══ Provided data
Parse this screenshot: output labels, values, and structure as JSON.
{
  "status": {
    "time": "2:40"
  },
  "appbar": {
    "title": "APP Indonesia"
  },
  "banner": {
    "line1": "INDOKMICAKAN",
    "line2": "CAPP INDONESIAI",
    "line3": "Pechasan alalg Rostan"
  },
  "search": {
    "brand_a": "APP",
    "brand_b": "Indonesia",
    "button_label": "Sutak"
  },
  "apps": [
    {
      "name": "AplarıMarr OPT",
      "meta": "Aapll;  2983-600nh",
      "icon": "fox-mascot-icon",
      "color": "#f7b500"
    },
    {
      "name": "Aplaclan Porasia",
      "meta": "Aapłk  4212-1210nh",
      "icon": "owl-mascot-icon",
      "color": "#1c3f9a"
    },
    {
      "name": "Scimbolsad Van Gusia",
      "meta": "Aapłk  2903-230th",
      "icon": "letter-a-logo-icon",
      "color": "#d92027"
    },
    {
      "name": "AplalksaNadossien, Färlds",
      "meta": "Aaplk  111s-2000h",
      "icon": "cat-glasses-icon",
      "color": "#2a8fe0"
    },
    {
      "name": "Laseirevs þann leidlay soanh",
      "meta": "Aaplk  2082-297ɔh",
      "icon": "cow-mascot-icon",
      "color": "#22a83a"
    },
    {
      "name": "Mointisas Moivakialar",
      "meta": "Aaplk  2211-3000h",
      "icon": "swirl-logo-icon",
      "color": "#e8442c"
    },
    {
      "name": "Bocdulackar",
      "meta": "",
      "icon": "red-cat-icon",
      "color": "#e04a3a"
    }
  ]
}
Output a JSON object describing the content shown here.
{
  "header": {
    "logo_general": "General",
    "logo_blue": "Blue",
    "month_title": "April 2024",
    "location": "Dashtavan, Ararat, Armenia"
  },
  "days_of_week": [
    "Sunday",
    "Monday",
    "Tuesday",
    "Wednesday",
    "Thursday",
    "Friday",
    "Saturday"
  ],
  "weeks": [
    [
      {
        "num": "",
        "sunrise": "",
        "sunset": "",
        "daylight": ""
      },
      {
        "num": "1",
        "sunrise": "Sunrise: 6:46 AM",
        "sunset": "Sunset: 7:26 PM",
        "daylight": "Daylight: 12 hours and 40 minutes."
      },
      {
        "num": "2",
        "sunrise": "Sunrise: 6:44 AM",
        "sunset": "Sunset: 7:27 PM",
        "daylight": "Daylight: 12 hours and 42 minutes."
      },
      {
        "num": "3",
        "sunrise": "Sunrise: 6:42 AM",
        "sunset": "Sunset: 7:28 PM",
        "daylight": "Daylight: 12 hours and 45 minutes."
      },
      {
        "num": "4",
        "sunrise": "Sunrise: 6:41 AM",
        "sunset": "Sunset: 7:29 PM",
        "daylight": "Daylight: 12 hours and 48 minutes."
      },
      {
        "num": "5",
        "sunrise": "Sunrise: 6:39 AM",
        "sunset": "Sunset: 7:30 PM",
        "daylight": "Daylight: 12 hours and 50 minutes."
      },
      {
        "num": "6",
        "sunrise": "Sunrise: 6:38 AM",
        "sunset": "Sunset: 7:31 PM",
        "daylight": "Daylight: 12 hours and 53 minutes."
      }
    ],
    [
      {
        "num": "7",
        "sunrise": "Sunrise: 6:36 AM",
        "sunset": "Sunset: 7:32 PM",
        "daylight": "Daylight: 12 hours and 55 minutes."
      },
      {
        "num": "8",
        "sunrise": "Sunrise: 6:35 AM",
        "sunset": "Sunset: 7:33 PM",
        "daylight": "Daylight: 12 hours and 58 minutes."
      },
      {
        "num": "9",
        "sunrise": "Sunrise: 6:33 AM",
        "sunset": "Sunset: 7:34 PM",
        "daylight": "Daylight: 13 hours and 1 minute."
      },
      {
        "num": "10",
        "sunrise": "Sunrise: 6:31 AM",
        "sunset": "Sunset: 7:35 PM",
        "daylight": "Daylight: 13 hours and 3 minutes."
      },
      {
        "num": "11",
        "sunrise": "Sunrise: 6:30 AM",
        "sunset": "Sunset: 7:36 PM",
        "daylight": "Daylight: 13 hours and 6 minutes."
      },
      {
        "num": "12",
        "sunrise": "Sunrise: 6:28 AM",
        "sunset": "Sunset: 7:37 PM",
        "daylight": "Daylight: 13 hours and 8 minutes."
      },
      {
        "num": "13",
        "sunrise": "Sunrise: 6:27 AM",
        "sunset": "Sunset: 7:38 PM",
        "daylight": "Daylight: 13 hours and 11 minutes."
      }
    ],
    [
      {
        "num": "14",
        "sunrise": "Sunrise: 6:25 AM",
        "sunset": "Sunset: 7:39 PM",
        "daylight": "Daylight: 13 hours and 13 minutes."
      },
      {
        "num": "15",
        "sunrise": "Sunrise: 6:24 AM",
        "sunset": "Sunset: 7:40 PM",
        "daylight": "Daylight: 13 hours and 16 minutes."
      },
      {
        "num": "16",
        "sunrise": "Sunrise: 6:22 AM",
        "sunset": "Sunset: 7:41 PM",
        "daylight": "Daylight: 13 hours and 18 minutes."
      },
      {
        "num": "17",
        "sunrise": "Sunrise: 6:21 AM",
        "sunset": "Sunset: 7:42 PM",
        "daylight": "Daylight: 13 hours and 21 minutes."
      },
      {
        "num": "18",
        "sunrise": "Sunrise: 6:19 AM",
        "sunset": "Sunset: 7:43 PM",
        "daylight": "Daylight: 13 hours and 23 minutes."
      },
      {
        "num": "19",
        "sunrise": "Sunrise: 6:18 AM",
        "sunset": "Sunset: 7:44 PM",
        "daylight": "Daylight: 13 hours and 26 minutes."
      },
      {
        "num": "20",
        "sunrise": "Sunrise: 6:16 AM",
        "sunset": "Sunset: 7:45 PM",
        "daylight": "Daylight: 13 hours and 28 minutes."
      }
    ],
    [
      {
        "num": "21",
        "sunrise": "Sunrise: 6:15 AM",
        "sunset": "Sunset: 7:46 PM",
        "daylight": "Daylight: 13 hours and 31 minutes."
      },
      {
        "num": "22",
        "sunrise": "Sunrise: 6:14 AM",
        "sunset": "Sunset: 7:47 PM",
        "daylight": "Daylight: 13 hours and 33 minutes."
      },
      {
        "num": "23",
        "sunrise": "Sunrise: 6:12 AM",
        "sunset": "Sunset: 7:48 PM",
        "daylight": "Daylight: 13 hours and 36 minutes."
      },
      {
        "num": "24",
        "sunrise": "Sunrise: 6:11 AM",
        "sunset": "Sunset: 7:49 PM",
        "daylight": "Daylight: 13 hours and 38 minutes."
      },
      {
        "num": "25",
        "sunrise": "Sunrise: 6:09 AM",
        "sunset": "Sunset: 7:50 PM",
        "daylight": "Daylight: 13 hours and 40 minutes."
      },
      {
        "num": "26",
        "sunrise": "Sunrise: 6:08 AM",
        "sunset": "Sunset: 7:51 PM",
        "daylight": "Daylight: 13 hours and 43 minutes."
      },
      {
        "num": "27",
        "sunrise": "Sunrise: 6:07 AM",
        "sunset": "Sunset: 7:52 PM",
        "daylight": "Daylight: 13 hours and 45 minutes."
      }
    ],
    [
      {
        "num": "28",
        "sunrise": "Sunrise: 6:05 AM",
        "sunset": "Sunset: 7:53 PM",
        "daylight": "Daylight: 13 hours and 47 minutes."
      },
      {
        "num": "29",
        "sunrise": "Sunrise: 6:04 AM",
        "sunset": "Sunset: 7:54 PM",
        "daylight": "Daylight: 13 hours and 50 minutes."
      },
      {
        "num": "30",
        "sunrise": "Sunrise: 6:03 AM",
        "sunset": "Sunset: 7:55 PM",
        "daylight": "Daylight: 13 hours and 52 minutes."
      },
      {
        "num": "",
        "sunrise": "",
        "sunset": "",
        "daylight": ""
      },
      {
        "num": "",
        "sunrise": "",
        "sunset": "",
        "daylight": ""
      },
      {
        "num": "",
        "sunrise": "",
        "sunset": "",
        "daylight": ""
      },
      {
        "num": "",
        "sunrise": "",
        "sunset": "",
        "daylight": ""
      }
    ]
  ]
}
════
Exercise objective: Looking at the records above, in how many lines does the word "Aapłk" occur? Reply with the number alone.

Response to the task: 2